» Data for this exercise
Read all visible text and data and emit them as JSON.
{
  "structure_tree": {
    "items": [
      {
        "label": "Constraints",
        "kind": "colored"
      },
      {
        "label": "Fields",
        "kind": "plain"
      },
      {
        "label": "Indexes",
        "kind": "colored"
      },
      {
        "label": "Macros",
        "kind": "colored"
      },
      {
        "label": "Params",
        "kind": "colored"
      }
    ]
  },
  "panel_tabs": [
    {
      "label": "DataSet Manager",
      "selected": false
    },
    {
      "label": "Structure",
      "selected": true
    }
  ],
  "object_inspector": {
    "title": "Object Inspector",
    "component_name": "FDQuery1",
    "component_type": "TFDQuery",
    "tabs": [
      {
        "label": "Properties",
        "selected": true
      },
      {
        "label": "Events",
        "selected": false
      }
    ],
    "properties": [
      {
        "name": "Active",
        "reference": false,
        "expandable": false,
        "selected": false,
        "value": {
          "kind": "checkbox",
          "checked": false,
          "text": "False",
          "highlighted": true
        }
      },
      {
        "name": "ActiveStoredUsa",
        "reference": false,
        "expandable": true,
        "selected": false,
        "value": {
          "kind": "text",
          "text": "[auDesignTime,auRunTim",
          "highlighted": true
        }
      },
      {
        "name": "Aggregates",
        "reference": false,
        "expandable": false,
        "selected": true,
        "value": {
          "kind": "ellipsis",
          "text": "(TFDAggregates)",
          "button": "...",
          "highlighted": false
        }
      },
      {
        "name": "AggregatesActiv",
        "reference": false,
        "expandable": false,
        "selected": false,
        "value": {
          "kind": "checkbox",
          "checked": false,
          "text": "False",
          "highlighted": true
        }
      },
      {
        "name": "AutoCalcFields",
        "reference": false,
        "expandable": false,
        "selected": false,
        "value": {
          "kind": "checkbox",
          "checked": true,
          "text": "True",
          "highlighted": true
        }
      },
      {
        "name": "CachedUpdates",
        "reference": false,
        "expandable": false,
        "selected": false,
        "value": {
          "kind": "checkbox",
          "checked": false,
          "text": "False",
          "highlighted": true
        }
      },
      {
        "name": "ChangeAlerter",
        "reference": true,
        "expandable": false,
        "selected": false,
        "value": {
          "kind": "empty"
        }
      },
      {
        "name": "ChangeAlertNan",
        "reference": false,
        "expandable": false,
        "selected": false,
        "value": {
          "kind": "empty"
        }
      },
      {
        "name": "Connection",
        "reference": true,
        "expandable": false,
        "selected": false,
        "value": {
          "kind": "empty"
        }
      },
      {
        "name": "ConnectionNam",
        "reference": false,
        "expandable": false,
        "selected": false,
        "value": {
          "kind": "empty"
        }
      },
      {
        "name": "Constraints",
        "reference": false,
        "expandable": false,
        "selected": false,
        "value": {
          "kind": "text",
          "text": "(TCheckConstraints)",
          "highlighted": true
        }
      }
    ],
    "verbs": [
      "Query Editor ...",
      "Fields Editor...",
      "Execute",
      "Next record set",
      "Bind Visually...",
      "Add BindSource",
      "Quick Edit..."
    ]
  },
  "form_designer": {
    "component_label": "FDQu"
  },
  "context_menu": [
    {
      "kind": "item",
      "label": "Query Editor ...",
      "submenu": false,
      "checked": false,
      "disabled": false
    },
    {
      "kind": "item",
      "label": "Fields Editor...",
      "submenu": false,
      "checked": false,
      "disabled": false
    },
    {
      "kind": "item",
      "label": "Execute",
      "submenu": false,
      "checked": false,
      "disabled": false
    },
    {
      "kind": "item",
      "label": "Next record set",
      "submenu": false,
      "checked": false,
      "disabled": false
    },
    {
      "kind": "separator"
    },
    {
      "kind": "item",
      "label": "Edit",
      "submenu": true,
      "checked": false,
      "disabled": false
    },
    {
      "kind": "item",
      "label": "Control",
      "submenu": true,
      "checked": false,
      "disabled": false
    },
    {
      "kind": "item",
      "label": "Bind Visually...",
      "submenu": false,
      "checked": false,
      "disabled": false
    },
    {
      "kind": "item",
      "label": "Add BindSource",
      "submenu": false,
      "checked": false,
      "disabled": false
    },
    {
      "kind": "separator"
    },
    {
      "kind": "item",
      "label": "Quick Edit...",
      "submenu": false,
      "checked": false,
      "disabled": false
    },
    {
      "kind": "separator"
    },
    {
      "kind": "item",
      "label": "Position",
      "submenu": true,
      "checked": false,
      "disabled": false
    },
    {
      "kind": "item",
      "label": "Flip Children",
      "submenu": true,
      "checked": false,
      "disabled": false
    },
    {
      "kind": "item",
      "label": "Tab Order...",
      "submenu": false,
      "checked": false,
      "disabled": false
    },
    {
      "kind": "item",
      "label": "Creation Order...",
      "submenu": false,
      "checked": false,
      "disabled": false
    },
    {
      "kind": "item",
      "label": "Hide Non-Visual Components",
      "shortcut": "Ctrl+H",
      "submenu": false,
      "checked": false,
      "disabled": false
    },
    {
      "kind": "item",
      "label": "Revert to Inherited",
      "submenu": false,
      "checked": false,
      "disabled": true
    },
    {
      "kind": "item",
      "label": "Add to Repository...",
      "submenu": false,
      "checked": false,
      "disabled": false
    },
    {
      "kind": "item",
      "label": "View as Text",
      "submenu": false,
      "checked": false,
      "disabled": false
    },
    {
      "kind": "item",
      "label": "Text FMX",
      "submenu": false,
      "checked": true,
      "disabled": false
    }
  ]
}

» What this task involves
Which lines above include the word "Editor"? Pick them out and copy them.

» Reply
      "Query Editor ...",
      "Fields Editor...",
      "label": "Query Editor ...",
      "label": "Fields Editor...",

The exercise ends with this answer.